• _WHAT NEEDS TO BE DONE_
This task calls for copying each line below that contains "title".

• _RECORDS FOR THIS TASK_
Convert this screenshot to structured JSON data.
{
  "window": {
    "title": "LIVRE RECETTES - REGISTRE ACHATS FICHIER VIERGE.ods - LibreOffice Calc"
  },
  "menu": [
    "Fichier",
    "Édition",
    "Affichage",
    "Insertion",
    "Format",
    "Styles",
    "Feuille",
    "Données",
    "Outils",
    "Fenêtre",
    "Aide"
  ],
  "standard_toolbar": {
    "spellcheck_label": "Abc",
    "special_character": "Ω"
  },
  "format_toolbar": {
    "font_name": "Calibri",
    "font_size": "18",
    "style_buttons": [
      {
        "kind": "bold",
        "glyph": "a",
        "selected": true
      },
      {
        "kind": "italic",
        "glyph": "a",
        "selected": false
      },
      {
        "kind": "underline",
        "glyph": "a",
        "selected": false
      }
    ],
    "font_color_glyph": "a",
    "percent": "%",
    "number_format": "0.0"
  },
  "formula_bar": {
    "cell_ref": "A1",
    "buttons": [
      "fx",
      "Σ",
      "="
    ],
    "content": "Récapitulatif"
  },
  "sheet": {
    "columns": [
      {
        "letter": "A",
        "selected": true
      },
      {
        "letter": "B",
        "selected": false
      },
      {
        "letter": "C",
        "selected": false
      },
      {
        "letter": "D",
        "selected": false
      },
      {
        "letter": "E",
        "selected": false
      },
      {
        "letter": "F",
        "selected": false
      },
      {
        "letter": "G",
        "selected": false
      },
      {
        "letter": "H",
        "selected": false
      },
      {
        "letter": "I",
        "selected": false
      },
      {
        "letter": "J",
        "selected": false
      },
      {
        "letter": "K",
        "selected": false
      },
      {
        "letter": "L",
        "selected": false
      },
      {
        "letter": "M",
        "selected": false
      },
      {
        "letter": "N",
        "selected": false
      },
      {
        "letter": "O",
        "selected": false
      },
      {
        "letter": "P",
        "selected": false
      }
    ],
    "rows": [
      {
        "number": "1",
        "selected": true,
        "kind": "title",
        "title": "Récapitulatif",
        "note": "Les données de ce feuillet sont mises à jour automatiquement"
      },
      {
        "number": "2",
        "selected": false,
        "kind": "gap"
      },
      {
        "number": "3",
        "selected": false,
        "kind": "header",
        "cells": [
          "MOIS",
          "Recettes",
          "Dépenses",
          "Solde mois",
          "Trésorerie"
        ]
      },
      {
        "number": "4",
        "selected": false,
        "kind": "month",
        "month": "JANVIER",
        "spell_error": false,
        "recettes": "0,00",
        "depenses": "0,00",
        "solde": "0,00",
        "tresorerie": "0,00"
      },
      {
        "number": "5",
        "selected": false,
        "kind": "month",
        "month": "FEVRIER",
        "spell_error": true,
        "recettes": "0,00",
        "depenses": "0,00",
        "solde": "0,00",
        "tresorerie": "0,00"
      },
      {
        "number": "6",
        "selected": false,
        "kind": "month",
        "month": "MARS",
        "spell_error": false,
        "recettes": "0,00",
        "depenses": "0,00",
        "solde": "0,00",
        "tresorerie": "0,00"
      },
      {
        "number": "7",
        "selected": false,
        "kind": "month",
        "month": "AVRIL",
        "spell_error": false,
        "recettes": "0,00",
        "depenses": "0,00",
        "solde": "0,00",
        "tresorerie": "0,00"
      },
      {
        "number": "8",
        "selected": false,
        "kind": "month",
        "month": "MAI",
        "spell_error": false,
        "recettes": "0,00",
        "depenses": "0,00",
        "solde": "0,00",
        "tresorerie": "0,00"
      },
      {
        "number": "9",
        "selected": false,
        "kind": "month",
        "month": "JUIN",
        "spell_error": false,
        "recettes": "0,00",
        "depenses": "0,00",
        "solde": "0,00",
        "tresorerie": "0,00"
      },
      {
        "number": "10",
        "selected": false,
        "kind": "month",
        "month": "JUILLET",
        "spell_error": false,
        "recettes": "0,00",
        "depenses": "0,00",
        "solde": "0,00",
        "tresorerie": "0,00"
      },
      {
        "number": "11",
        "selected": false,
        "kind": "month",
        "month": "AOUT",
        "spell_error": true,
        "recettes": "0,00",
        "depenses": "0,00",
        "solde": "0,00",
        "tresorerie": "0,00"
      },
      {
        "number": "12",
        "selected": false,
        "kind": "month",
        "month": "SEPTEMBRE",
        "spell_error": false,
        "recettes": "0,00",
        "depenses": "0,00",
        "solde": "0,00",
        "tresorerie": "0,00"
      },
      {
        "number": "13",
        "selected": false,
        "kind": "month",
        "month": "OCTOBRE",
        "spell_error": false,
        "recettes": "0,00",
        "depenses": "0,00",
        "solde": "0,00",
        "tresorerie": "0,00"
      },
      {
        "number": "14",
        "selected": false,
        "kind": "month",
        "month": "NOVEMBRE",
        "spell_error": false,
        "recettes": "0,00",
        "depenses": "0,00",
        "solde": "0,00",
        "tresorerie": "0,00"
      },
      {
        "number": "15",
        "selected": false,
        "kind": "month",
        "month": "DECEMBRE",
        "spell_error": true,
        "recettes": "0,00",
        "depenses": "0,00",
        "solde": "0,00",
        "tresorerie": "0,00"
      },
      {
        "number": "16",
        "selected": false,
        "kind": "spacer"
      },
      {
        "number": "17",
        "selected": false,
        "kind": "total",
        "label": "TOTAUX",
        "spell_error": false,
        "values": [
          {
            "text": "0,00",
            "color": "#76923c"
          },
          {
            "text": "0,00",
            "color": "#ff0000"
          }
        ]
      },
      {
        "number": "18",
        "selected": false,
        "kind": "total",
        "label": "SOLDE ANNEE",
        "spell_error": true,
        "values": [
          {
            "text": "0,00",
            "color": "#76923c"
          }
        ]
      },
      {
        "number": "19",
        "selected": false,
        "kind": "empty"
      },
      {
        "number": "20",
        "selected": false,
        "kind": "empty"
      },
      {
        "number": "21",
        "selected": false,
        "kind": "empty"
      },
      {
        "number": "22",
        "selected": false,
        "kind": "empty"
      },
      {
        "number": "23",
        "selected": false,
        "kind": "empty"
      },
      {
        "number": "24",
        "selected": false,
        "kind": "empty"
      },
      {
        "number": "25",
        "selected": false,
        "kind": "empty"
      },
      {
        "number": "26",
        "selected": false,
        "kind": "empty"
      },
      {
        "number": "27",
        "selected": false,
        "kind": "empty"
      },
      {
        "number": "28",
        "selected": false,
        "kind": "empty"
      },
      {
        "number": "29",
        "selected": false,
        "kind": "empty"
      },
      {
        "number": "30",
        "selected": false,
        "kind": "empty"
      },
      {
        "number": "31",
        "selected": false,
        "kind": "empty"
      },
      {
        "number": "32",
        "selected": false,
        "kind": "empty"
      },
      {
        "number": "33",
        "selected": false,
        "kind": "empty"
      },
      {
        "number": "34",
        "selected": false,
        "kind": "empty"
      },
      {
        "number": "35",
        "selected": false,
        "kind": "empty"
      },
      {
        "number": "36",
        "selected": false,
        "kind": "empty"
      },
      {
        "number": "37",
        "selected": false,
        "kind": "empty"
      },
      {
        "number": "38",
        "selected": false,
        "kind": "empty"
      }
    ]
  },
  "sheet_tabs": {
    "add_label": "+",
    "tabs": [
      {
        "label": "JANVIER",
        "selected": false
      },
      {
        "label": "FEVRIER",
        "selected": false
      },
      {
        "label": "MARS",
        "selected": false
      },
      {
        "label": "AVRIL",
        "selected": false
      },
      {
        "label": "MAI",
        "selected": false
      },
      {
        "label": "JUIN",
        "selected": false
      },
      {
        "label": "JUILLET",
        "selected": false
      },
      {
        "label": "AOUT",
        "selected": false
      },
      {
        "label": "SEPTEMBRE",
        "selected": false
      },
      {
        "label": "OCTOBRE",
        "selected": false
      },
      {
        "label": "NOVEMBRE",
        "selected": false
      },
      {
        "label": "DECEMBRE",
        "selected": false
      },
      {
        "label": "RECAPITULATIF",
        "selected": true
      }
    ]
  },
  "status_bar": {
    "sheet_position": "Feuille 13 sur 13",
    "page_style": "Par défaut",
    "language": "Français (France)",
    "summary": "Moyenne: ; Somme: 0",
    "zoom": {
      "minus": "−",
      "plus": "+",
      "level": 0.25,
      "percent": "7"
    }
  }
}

• _RESULT_
    "title": "LIVRE RECETTES - REGISTRE ACHATS FICHIER VIERGE.ods - LibreOffice Calc"
        "kind": "title",
        "title": "Récapitulatif",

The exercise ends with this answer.